Sundance 2012 Review: ‘West of Memphis’

‘The fact that it leaves me with so much self-reflection shows it’s powerful.’

Fred Topelby Fred Topel

I saw Paradise Lost when I was in college. Coming from the suburbs, I was just so happy to have an indie theater in town, I would see anything, even if it was about murdered children. Now here I am a grown man traveling to the Sundance Film Festival to see the documentary about how those convicted boys got released.

Amy Berg’s West of Memphis recaps the case and details efforts to find new evidence to free Damien Echols, Jessie Misskelley and Jason Baldwin. Celebrities like Peter Jackson, Fran Walsh, Eddie Vedder and Henry Rollins were instrumental in raising funds to employ more thorough detective work and even make a strong case for the real killer.

If you’ve followed the news, you know how this ends. West of Memphis is a compelling drama for two and a half hours and never feels long. The film moves with articulate speakers, clear demonstrations of evidence and theories, human emotion and spiritual growth as both the accused and accusers come to re-evaluate their tragic feelings.

Hearing Rollins talk about how he related to Echols is a thoughtful “there but for the Grace of God go I” insight.

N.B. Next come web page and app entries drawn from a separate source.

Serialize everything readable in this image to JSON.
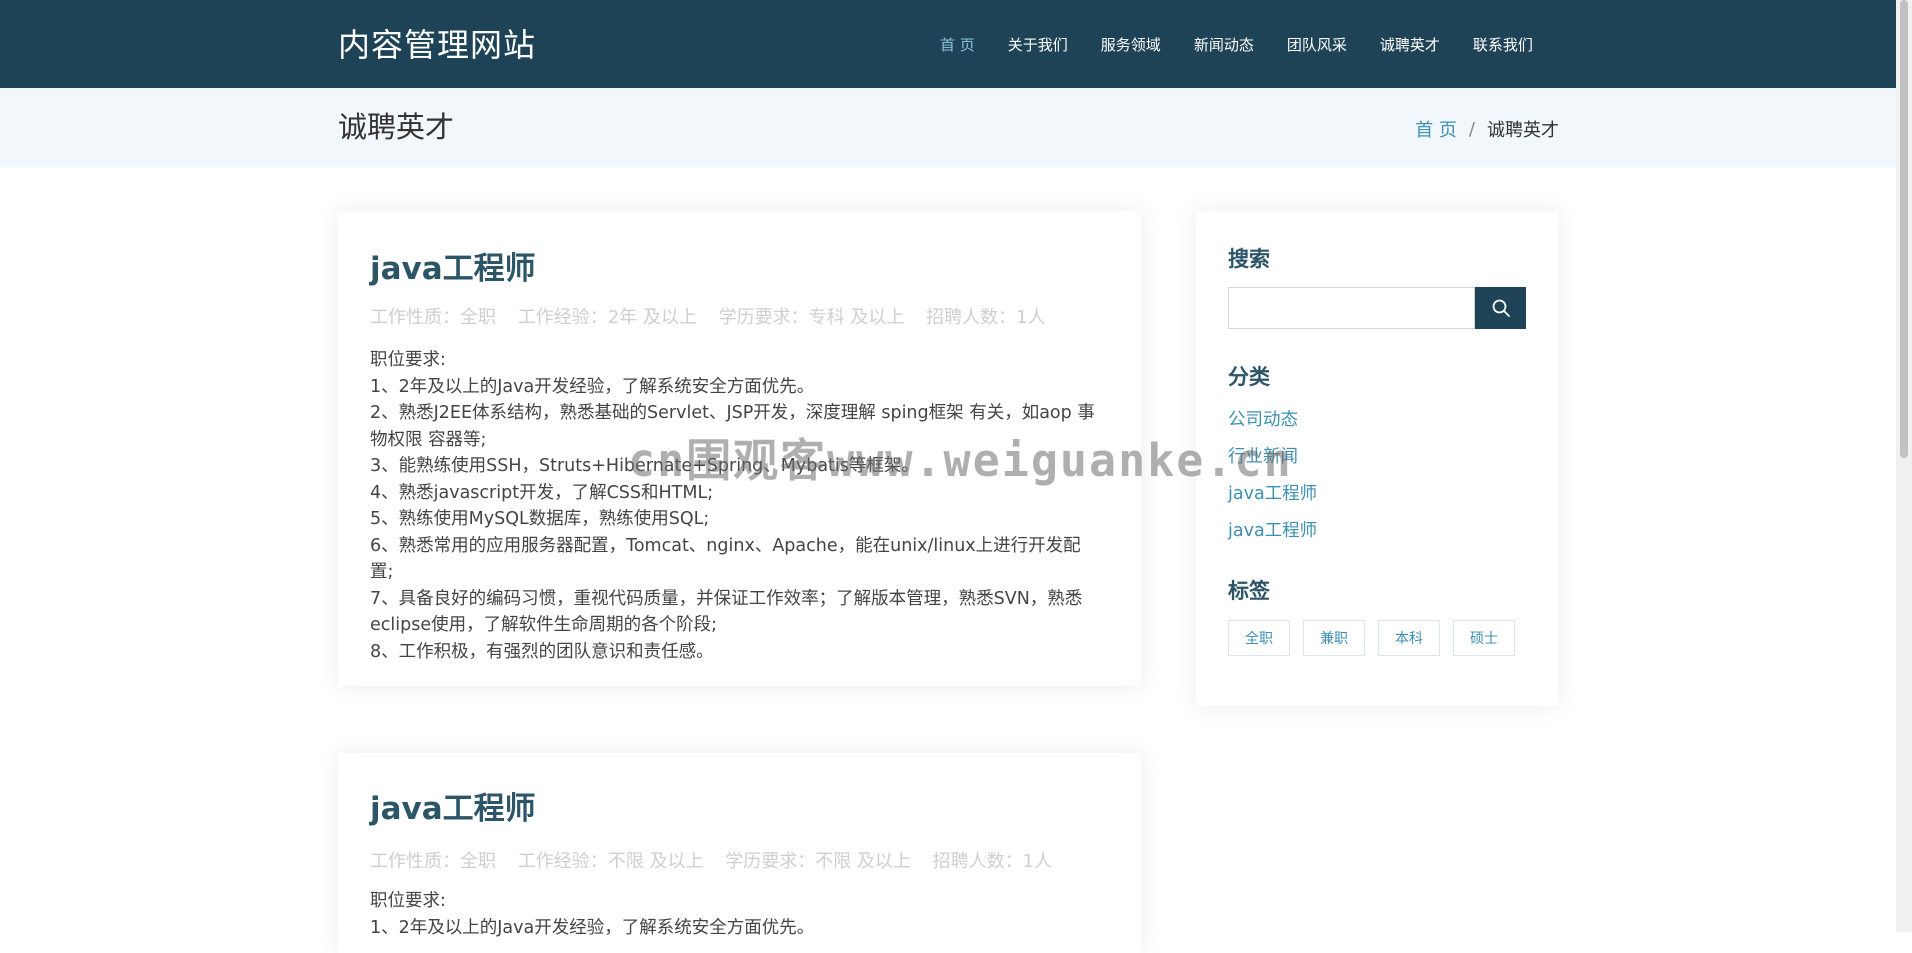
{
  "header": {
    "logo": "内容管理网站",
    "nav": [
      "首 页",
      "关于我们",
      "服务领域",
      "新闻动态",
      "团队风采",
      "诚聘英才",
      "联系我们"
    ]
  },
  "page": {
    "title": "诚聘英才",
    "breadcrumb": {
      "home": "首 页",
      "sep": "/",
      "current": "诚聘英才"
    }
  },
  "jobs": [
    {
      "title": "java工程师",
      "meta": [
        "工作性质：全职",
        "工作经验：2年 及以上",
        "学历要求：专科 及以上",
        "招聘人数：1人"
      ],
      "requirements": [
        "职位要求:",
        "1、2年及以上的Java开发经验，了解系统安全方面优先。",
        "2、熟悉J2EE体系结构，熟悉基础的Servlet、JSP开发，深度理解 sping框架 有关，如aop 事物权限 容器等;",
        "3、能熟练使用SSH，Struts+Hibernate+Spring、Mybatis等框架。",
        "4、熟悉javascript开发，了解CSS和HTML;",
        "5、熟练使用MySQL数据库，熟练使用SQL;",
        "6、熟悉常用的应用服务器配置，Tomcat、nginx、Apache，能在unix/linux上进行开发配置;",
        "7、具备良好的编码习惯，重视代码质量，并保证工作效率；了解版本管理，熟悉SVN，熟悉eclipse使用，了解软件生命周期的各个阶段;",
        "8、工作积极，有强烈的团队意识和责任感。"
      ]
    },
    {
      "title": "java工程师",
      "meta": [
        "工作性质：全职",
        "工作经验：不限 及以上",
        "学历要求：不限 及以上",
        "招聘人数：1人"
      ],
      "requirements": [
        "职位要求:",
        "1、2年及以上的Java开发经验，了解系统安全方面优先。"
      ]
    }
  ],
  "sidebar": {
    "search_heading": "搜索",
    "search_value": "",
    "category_heading": "分类",
    "categories": [
      "公司动态",
      "行业新闻",
      "java工程师",
      "java工程师"
    ],
    "tags_heading": "标签",
    "tags": [
      "全职",
      "兼职",
      "本科",
      "硕士"
    ]
  },
  "watermark": "cn围观客www.weiguanke.cn",
  "colors": {
    "header_bg": "#1e4356",
    "accent": "#3d8fb3",
    "heading": "#2d5568"
  },
  "icons": {
    "search": "search-icon"
  }
}
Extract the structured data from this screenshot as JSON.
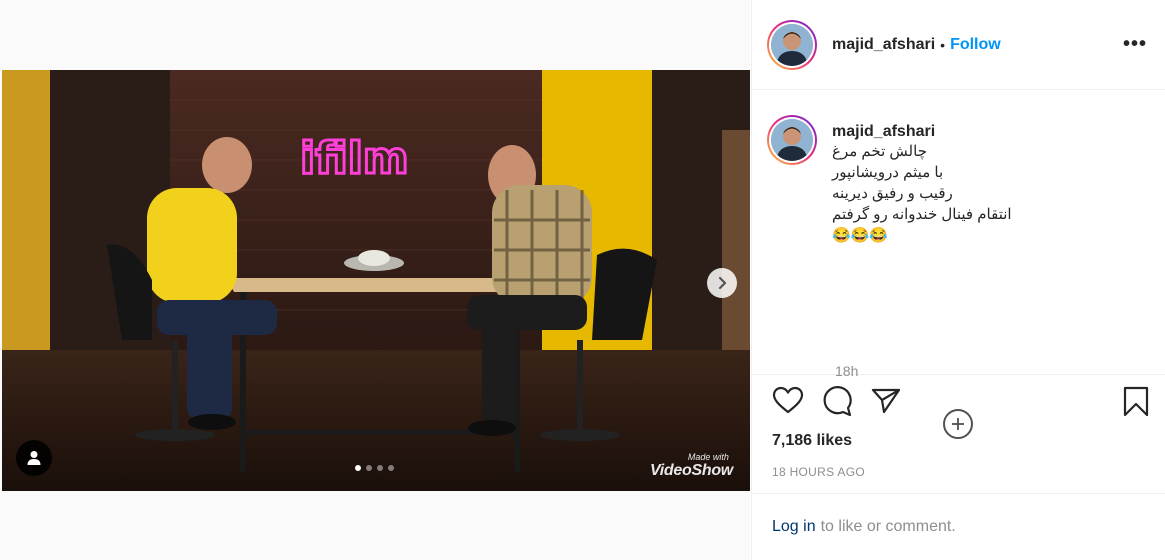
{
  "post": {
    "username": "majid_afshari",
    "separator": "•",
    "follow_label": "Follow",
    "more_label": "•••",
    "caption_lines": [
      "چالش تخم مرغ",
      "با میثم درویشانپور",
      "رقیب و رفیق دیرینه",
      "انتقام فینال خندوانه رو گرفتم",
      "😂😂😂"
    ],
    "time_ago": "18h",
    "likes": "7,186 likes",
    "posted": "18 HOURS AGO",
    "login_label": "Log in",
    "login_suffix": "to like or comment."
  },
  "media": {
    "neon_sign": "ifilm",
    "watermark_line1": "Made with",
    "watermark_line2": "VideoShow",
    "carousel_count": 4,
    "carousel_active": 1
  },
  "icons": {
    "next": "chevron-right-icon",
    "tag": "user-tag-icon",
    "load_more": "plus-circle-icon",
    "like": "heart-icon",
    "comment": "comment-icon",
    "share": "paper-plane-icon",
    "save": "bookmark-icon"
  },
  "colors": {
    "follow": "#0095f6",
    "neon": "#ff3fd8",
    "link": "#00376b"
  }
}
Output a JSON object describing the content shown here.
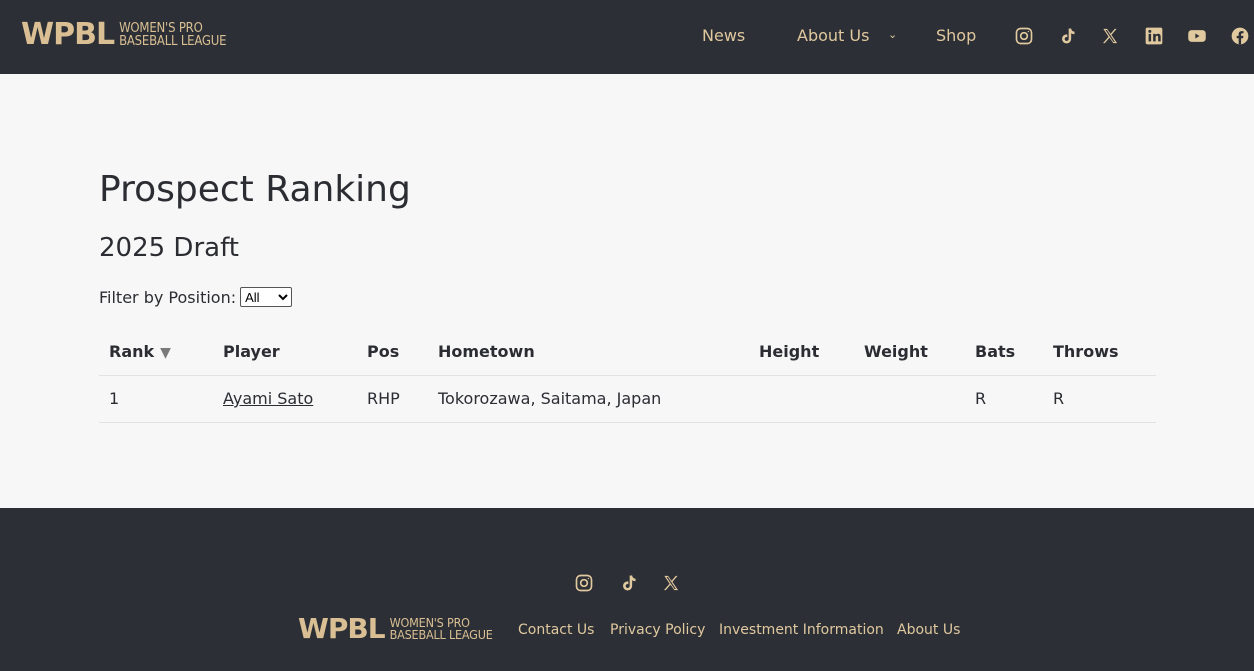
{
  "header": {
    "logo_mark": "WPBL",
    "logo_line1": "WOMEN'S PRO",
    "logo_line2": "BASEBALL LEAGUE",
    "nav": {
      "news": "News",
      "about": "About Us",
      "shop": "Shop"
    },
    "social_icons": [
      "instagram-icon",
      "tiktok-icon",
      "x-icon",
      "linkedin-icon",
      "youtube-icon",
      "facebook-icon"
    ]
  },
  "main": {
    "title": "Prospect Ranking",
    "subtitle": "2025 Draft",
    "filter_label": "Filter by Position:",
    "filter_selected": "All",
    "table": {
      "headers": [
        "Rank",
        "Player",
        "Pos",
        "Hometown",
        "Height",
        "Weight",
        "Bats",
        "Throws"
      ],
      "sort_indicator": "▼",
      "rows": [
        {
          "rank": "1",
          "player": "Ayami Sato",
          "pos": "RHP",
          "hometown": "Tokorozawa, Saitama, Japan",
          "height": "",
          "weight": "",
          "bats": "R",
          "throws": "R"
        }
      ]
    }
  },
  "footer": {
    "logo_mark": "WPBL",
    "logo_line1": "WOMEN'S PRO",
    "logo_line2": "BASEBALL LEAGUE",
    "links": {
      "contact": "Contact Us",
      "privacy": "Privacy Policy",
      "investment": "Investment Information",
      "about": "About Us"
    },
    "social_icons": [
      "instagram-icon",
      "tiktok-icon",
      "x-icon"
    ]
  },
  "colors": {
    "header_bg": "#2c2f35",
    "accent_gold": "#d9bf93",
    "page_bg": "#f7f7f7",
    "text": "#2b2d33"
  }
}
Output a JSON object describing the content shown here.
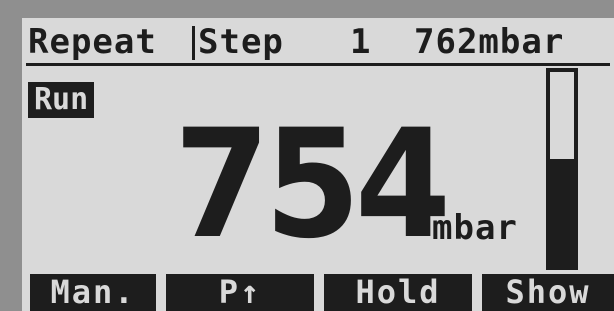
{
  "header": {
    "mode": "Repeat",
    "step_label": "Step",
    "step_number": "1",
    "setpoint": "762mbar"
  },
  "status": {
    "label": "Run"
  },
  "reading": {
    "value": "754",
    "unit": "mbar"
  },
  "gauge": {
    "level_fraction": 0.55
  },
  "softkeys": {
    "manual": "Man.",
    "pressure_up": "P↑",
    "hold": "Hold",
    "show": "Show"
  },
  "colors": {
    "lcd_background": "#d9d9d9",
    "lcd_pixel": "#1d1d1d",
    "bezel": "#8f8f8f"
  }
}
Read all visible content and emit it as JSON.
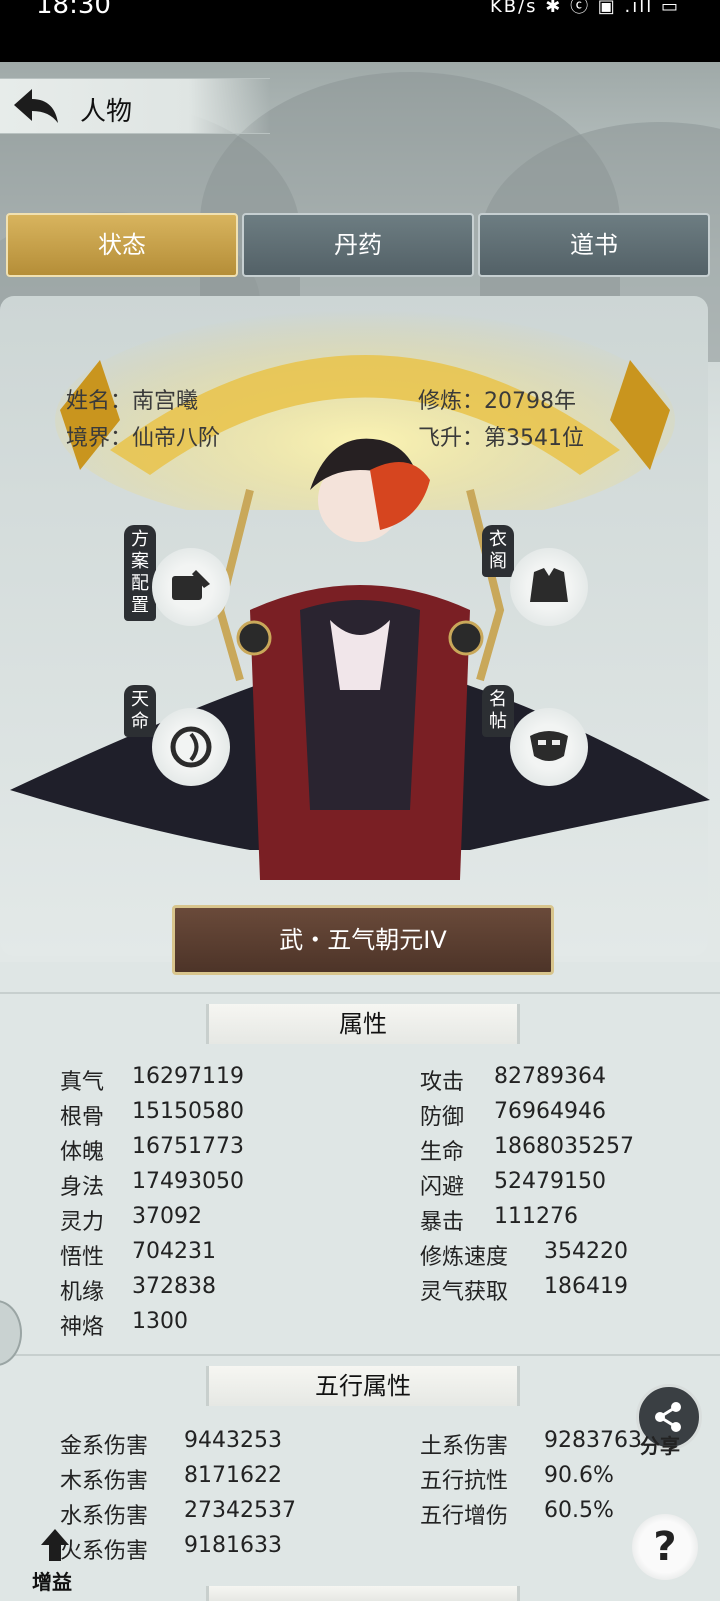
{
  "status_bar": {
    "time": "18:30",
    "icons": "KB/s ✱ ⓒ ▣ .ıll ▭"
  },
  "header": {
    "title": "人物"
  },
  "tabs": [
    {
      "label": "状态",
      "active": true
    },
    {
      "label": "丹药",
      "active": false
    },
    {
      "label": "道书",
      "active": false
    }
  ],
  "character": {
    "name_line": "姓名：南宫曦",
    "realm_line": "境界：仙帝八阶",
    "cultivation_line": "修炼：20798年",
    "ascension_line": "飞升：第3541位",
    "title": "武・五气朝元IV"
  },
  "side_buttons": {
    "plan": "方案配置",
    "wardrobe": "衣阁",
    "fate": "天命",
    "card": "名帖"
  },
  "attributes": {
    "header": "属性",
    "left": [
      {
        "label": "真气",
        "value": "16297119"
      },
      {
        "label": "根骨",
        "value": "15150580"
      },
      {
        "label": "体魄",
        "value": "16751773"
      },
      {
        "label": "身法",
        "value": "17493050"
      },
      {
        "label": "灵力",
        "value": "37092"
      },
      {
        "label": "悟性",
        "value": "704231"
      },
      {
        "label": "机缘",
        "value": "372838"
      },
      {
        "label": "神烙",
        "value": "1300"
      }
    ],
    "right": [
      {
        "label": "攻击",
        "value": "82789364"
      },
      {
        "label": "防御",
        "value": "76964946"
      },
      {
        "label": "生命",
        "value": "1868035257"
      },
      {
        "label": "闪避",
        "value": "52479150"
      },
      {
        "label": "暴击",
        "value": "111276"
      },
      {
        "label": "修炼速度",
        "value": "354220"
      },
      {
        "label": "灵气获取",
        "value": "186419"
      }
    ]
  },
  "elements": {
    "header": "五行属性",
    "left": [
      {
        "label": "金系伤害",
        "value": "9443253"
      },
      {
        "label": "木系伤害",
        "value": "8171622"
      },
      {
        "label": "水系伤害",
        "value": "27342537"
      },
      {
        "label": "火系伤害",
        "value": "9181633"
      }
    ],
    "right": [
      {
        "label": "土系伤害",
        "value": "9283763"
      },
      {
        "label": "五行抗性",
        "value": "90.6%"
      },
      {
        "label": "五行增伤",
        "value": "60.5%"
      }
    ]
  },
  "floating": {
    "share": "分享",
    "buff": "增益",
    "help": "?"
  },
  "colors": {
    "tab_active": "#c9a24a",
    "tab_inactive": "#5f6e73",
    "plate": "#5b3f31"
  }
}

Peter Jackson’s perspective on bullying authorities versus actual justice encapsulates the conflict beautifully. Seeing Echols go from a rebellious teen to a mature, composed adult is unfathomable considering he’s spent his life so isolated.

As the investigation gets deeper, it’s rather reassuring to know that there are some intelligent investigators who are capable of getting to the bottom of things. It still takes too long for a resolution, but they exist. Peter Jackson found them and hired them to fix the state’s botched case.

To summarize in brief, the new investigators totally take apart Misskelley’s confession, illustrating the coercion and making a valid point about interrogation versus interview. They expose the staging of a discovery of key evidence, and find evidence that should convict the real killer of the Robin Hood Hills boys.

Even the circumstances of the West Memphis 3’s release are corrupt. The end justifies the means at this point and you have to think, if Echols, Baldwin and Misskelley can move on with their lives, who are we to be indignant that their record still shows conviction for a crime they didn’t commit? Life is bittersweet and if they can take the enlightened path to move forward for good, we can certainly take that lesson into our minor everyday problems

The filmmaking is solid. No fancy tricks, just information and some thematic shots of sunsets and such, but pretty pure to the facts. Berg lets the story tell itself and the fact that it leaves me with so much self-reflection shows it’s powerful.